Despite these worries, Teixeira still deserves this high ranking. His above-average fielding guarantees that he’ll remain one of the top first basemen, even if his offense stays stagnant.
However, there are some promising signs that his offense will inevitably rebound, although probably not to the production of his prime years.
There appears to be an element of bad luck behind his weak numbers.
His .300+ batting average on balls in play that he enjoyed pre-2010 has disappeared over the past two seasons. In 2010, this number was .268 and it was even lower in 2011 at .239. This decline has partially been driven by a propensity to hit infield pop-ups. It seems unlikely that these trends will continue into the future, although they have held true for two full seasons.
Taking a gamble on a 32-year-old with a valuable glove coming off of a "disappointing" 39-home run season will pay off more often than not.
Lance Berkman’s story is the opposite of Teixeira’s.
Berkman is coming off of his best season since at least 2006. At the age of 36, it is unlikely he has regained the ability of his prime. The question remains, can Berkman, who will play first for St. Louis, hold on to the magic for one more year?
There are a couple of signs that cast doubt on 2012 being a repeat of 2011 for Berkman.
First, he hit line drives at a noticeably higher rate than he has since 2005. Balls that he normally hits on the ground became liners instead. Second, Berkman’s fly balls were leaving the yard at a rate above his career average.

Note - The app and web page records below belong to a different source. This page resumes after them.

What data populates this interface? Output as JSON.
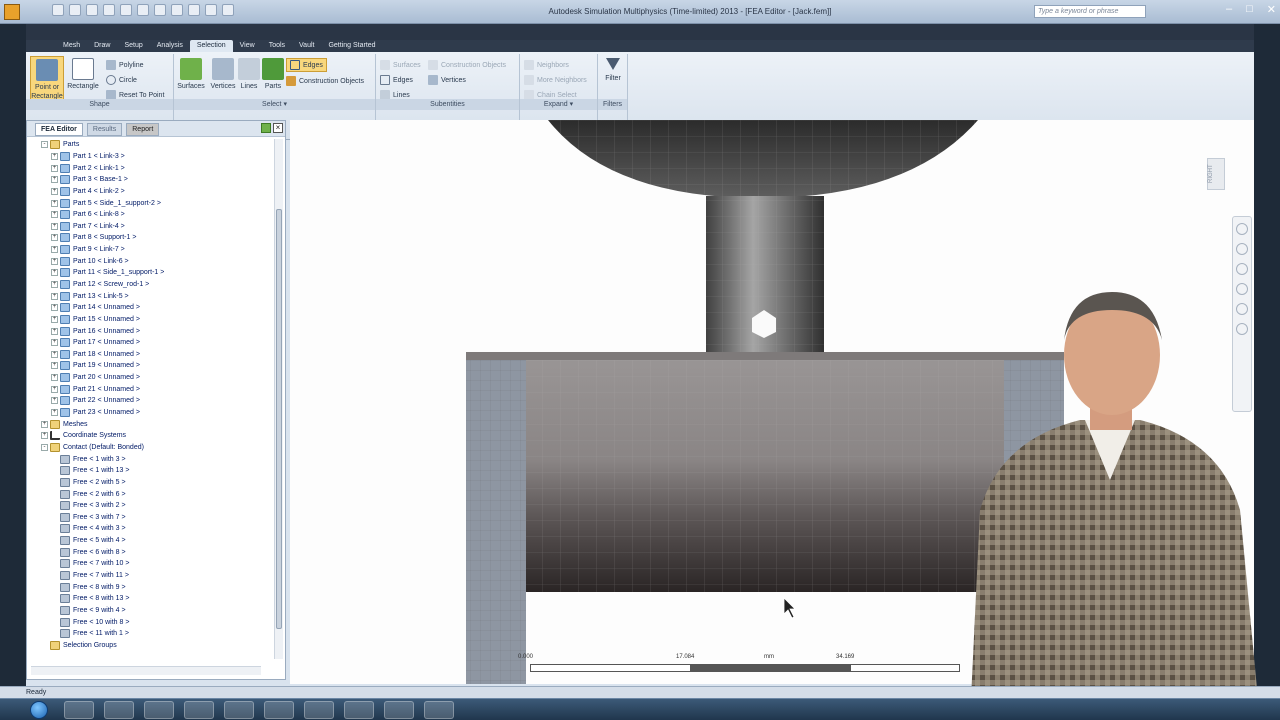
{
  "window": {
    "title": "Autodesk Simulation Multiphysics (Time-limited) 2013 - [FEA Editor - [Jack.fem]]",
    "search_placeholder": "Type a keyword or phrase"
  },
  "menu_tabs": [
    "Mesh",
    "Draw",
    "Setup",
    "Analysis",
    "Selection",
    "View",
    "Tools",
    "Vault",
    "Getting Started"
  ],
  "active_menu_tab": "Selection",
  "ribbon": {
    "shape": {
      "label": "Shape",
      "point_or_rectangle": "Point or Rectangle",
      "rectangle": "Rectangle",
      "polyline": "Polyline",
      "circle": "Circle",
      "reset_to_point": "Reset To Point"
    },
    "select": {
      "label": "Select",
      "surfaces": "Surfaces",
      "vertices": "Vertices",
      "lines": "Lines",
      "parts": "Parts",
      "edges": "Edges",
      "construction_objects": "Construction Objects"
    },
    "subentities": {
      "label": "Subentities",
      "surfaces": "Surfaces",
      "construction_objects": "Construction Objects",
      "edges": "Edges",
      "vertices": "Vertices",
      "lines": "Lines"
    },
    "expand": {
      "label": "Expand",
      "neighbors": "Neighbors",
      "more_neighbors": "More Neighbors",
      "chain_select": "Chain Select"
    },
    "filters": {
      "label": "Filters",
      "filter": "Filter"
    }
  },
  "left_panel": {
    "tabs": {
      "fea_editor": "FEA Editor",
      "results": "Results",
      "report": "Report"
    },
    "tree": [
      {
        "text": "Parts",
        "icon": "folder",
        "indent": 1,
        "exp": "-"
      },
      {
        "text": "Part 1 < Link-3 >",
        "icon": "part",
        "indent": 2,
        "exp": "+"
      },
      {
        "text": "Part 2 < Link-1 >",
        "icon": "part",
        "indent": 2,
        "exp": "+"
      },
      {
        "text": "Part 3 < Base-1 >",
        "icon": "part",
        "indent": 2,
        "exp": "+"
      },
      {
        "text": "Part 4 < Link-2 >",
        "icon": "part",
        "indent": 2,
        "exp": "+"
      },
      {
        "text": "Part 5 < Side_1_support-2 >",
        "icon": "part",
        "indent": 2,
        "exp": "+"
      },
      {
        "text": "Part 6 < Link-8 >",
        "icon": "part",
        "indent": 2,
        "exp": "+"
      },
      {
        "text": "Part 7 < Link-4 >",
        "icon": "part",
        "indent": 2,
        "exp": "+"
      },
      {
        "text": "Part 8 < Support-1 >",
        "icon": "part",
        "indent": 2,
        "exp": "+"
      },
      {
        "text": "Part 9 < Link-7 >",
        "icon": "part",
        "indent": 2,
        "exp": "+"
      },
      {
        "text": "Part 10 < Link-6 >",
        "icon": "part",
        "indent": 2,
        "exp": "+"
      },
      {
        "text": "Part 11 < Side_1_support-1 >",
        "icon": "part",
        "indent": 2,
        "exp": "+"
      },
      {
        "text": "Part 12 < Screw_rod-1 >",
        "icon": "part",
        "indent": 2,
        "exp": "+"
      },
      {
        "text": "Part 13 < Link-5 >",
        "icon": "part",
        "indent": 2,
        "exp": "+"
      },
      {
        "text": "Part 14 < Unnamed >",
        "icon": "part",
        "indent": 2,
        "exp": "+"
      },
      {
        "text": "Part 15 < Unnamed >",
        "icon": "part",
        "indent": 2,
        "exp": "+"
      },
      {
        "text": "Part 16 < Unnamed >",
        "icon": "part",
        "indent": 2,
        "exp": "+"
      },
      {
        "text": "Part 17 < Unnamed >",
        "icon": "part",
        "indent": 2,
        "exp": "+"
      },
      {
        "text": "Part 18 < Unnamed >",
        "icon": "part",
        "indent": 2,
        "exp": "+"
      },
      {
        "text": "Part 19 < Unnamed >",
        "icon": "part",
        "indent": 2,
        "exp": "+"
      },
      {
        "text": "Part 20 < Unnamed >",
        "icon": "part",
        "indent": 2,
        "exp": "+"
      },
      {
        "text": "Part 21 < Unnamed >",
        "icon": "part",
        "indent": 2,
        "exp": "+"
      },
      {
        "text": "Part 22 < Unnamed >",
        "icon": "part",
        "indent": 2,
        "exp": "+"
      },
      {
        "text": "Part 23 < Unnamed >",
        "icon": "part",
        "indent": 2,
        "exp": "+"
      },
      {
        "text": "Meshes",
        "icon": "folder",
        "indent": 1,
        "exp": "+"
      },
      {
        "text": "Coordinate Systems",
        "icon": "coord",
        "indent": 1,
        "exp": "+"
      },
      {
        "text": "Contact (Default: Bonded)",
        "icon": "folder",
        "indent": 1,
        "exp": "-"
      },
      {
        "text": "Free < 1 with 3 >",
        "icon": "contact",
        "indent": 2,
        "exp": ""
      },
      {
        "text": "Free < 1 with 13 >",
        "icon": "contact",
        "indent": 2,
        "exp": ""
      },
      {
        "text": "Free < 2 with 5 >",
        "icon": "contact",
        "indent": 2,
        "exp": ""
      },
      {
        "text": "Free < 2 with 6 >",
        "icon": "contact",
        "indent": 2,
        "exp": ""
      },
      {
        "text": "Free < 3 with 2 >",
        "icon": "contact",
        "indent": 2,
        "exp": ""
      },
      {
        "text": "Free < 3 with 7 >",
        "icon": "contact",
        "indent": 2,
        "exp": ""
      },
      {
        "text": "Free < 4 with 3 >",
        "icon": "contact",
        "indent": 2,
        "exp": ""
      },
      {
        "text": "Free < 5 with 4 >",
        "icon": "contact",
        "indent": 2,
        "exp": ""
      },
      {
        "text": "Free < 6 with 8 >",
        "icon": "contact",
        "indent": 2,
        "exp": ""
      },
      {
        "text": "Free < 7 with 10 >",
        "icon": "contact",
        "indent": 2,
        "exp": ""
      },
      {
        "text": "Free < 7 with 11 >",
        "icon": "contact",
        "indent": 2,
        "exp": ""
      },
      {
        "text": "Free < 8 with 9 >",
        "icon": "contact",
        "indent": 2,
        "exp": ""
      },
      {
        "text": "Free < 8 with 13 >",
        "icon": "contact",
        "indent": 2,
        "exp": ""
      },
      {
        "text": "Free < 9 with 4 >",
        "icon": "contact",
        "indent": 2,
        "exp": ""
      },
      {
        "text": "Free < 10 with 8 >",
        "icon": "contact",
        "indent": 2,
        "exp": ""
      },
      {
        "text": "Free < 11 with 1 >",
        "icon": "contact",
        "indent": 2,
        "exp": ""
      },
      {
        "text": "Selection Groups",
        "icon": "folder",
        "indent": 1,
        "exp": ""
      }
    ]
  },
  "viewport": {
    "view_cube_label": "RIGHT",
    "scale": {
      "left": "0.000",
      "mid": "17.084",
      "unit": "mm",
      "right": "34.169"
    }
  },
  "status": {
    "text": "Ready"
  },
  "colors": {
    "accent": "#f8d77d",
    "ribbon_bg": "#dfe8f2",
    "taskbar": "#2a4460"
  }
}
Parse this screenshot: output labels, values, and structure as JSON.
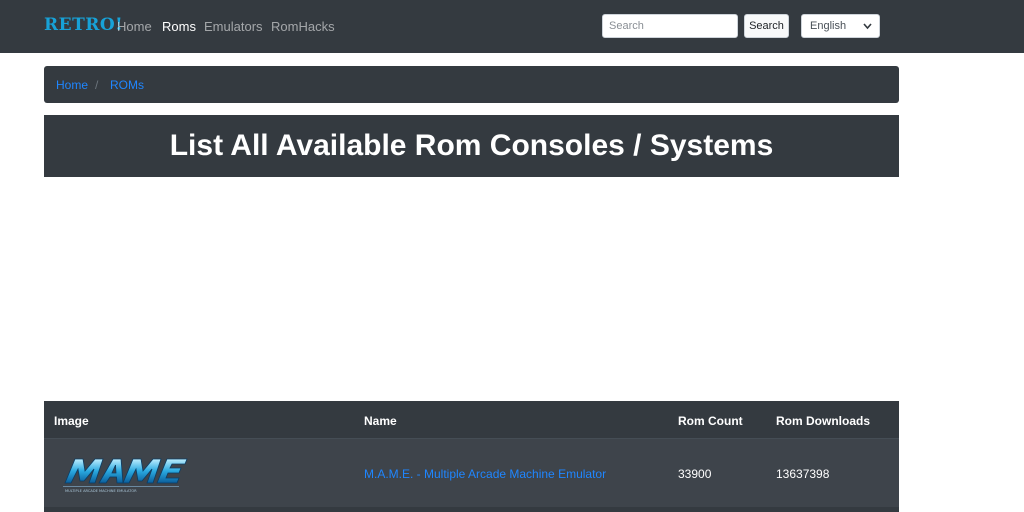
{
  "brand": "RETRO!",
  "nav": {
    "home": "Home",
    "roms": "Roms",
    "emulators": "Emulators",
    "romhacks": "RomHacks"
  },
  "search": {
    "placeholder": "Search",
    "button_label": "Search"
  },
  "language": {
    "selected": "English"
  },
  "breadcrumb": {
    "home": "Home",
    "separator": "/",
    "current": "ROMs"
  },
  "page_title": "List All Available Rom Consoles / Systems",
  "table": {
    "headers": {
      "image": "Image",
      "name": "Name",
      "rom_count": "Rom Count",
      "rom_downloads": "Rom Downloads"
    },
    "rows": [
      {
        "logo_icon": "mame-logo",
        "logo_text": "MAME",
        "logo_subtext": "MULTIPLE ARCADE MACHINE EMULATOR",
        "name": "M.A.M.E. - Multiple Arcade Machine Emulator",
        "rom_count": "33900",
        "rom_downloads": "13637398"
      }
    ]
  },
  "colors": {
    "navbar": "#343a40",
    "brand": "#17a2d8",
    "link": "#1f86ff",
    "row_bg": "#3e444b"
  }
}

Both of these patterns will likely revert back to normal rates in 2012, but it is not inconceivable that Berkman has actually become a better hitter with age.
Injuries are always a concern for older players, but Berkman has a relatively clean bill of health. Other than the nagging injuries that come with being 36, there are no major injury issues.
Berkman is a liability in the field, but a healthy Berkman should continue to produce at the plate this season.
After a long career as a consistently solid player, Paul Konerko has made an unusual leap forward in his mid-30s. The two best offensive seasons of his career have come in the past two years, at the ages of 34 and 35.
Other than the general suspicion around a player peaking this late, there are no good reasons to doubt Konerko will fail to repeat in 2012.
In addition to his offensive abilities, Konerko brings an enormous amount of leadership to the clubhouse. There were even semi-serious talks in the White Sox front office of making him a player-manager.
Other than Konerko’s poor, though not terrible, defense, he possesses all of the traits one looks for in a valuable ballplayer. White Sox fans should feel blessed that Konerko has spent 14 seasons in Chicago and plans to finish his career there.
The ceiling for Eric Hosmer is incredibly high.
In 2011, his first season in the majors, Hosmer established himself as a solid everyday player on both offense and defense. His power potential was also on display: 19 home runs in 128 games.
This is the best young player on the Royals, a team stacked with young talent. He will eventually be slugging 30+ homers in the middle of the Kansas City lineup. There is a good chance that begins in 2012.
Ike Davis is a solid young player with 20-homer power and the potential to hit around .300. His glove is also an asset.
The New York Mets are relying on this guy to be a main part of their lineup going forward. He probably will not disappoint. Davis ranks behind Hosmer due only to his slightly lower ceiling.
The past two seasons have been down years for the Rays' Carlos Pena. On the other hand, the three years prior to that were his best. He puts the ball in play so infrequently that he can go through major ups and downs from season to season.
Despite his streakiness, Pena will always bring plenty of power and solid defense to the table. Since Pena is on the wrong side of 30, the young guys, Eric Hosmer and Ike Davis, look like safer bets at this point for 2012.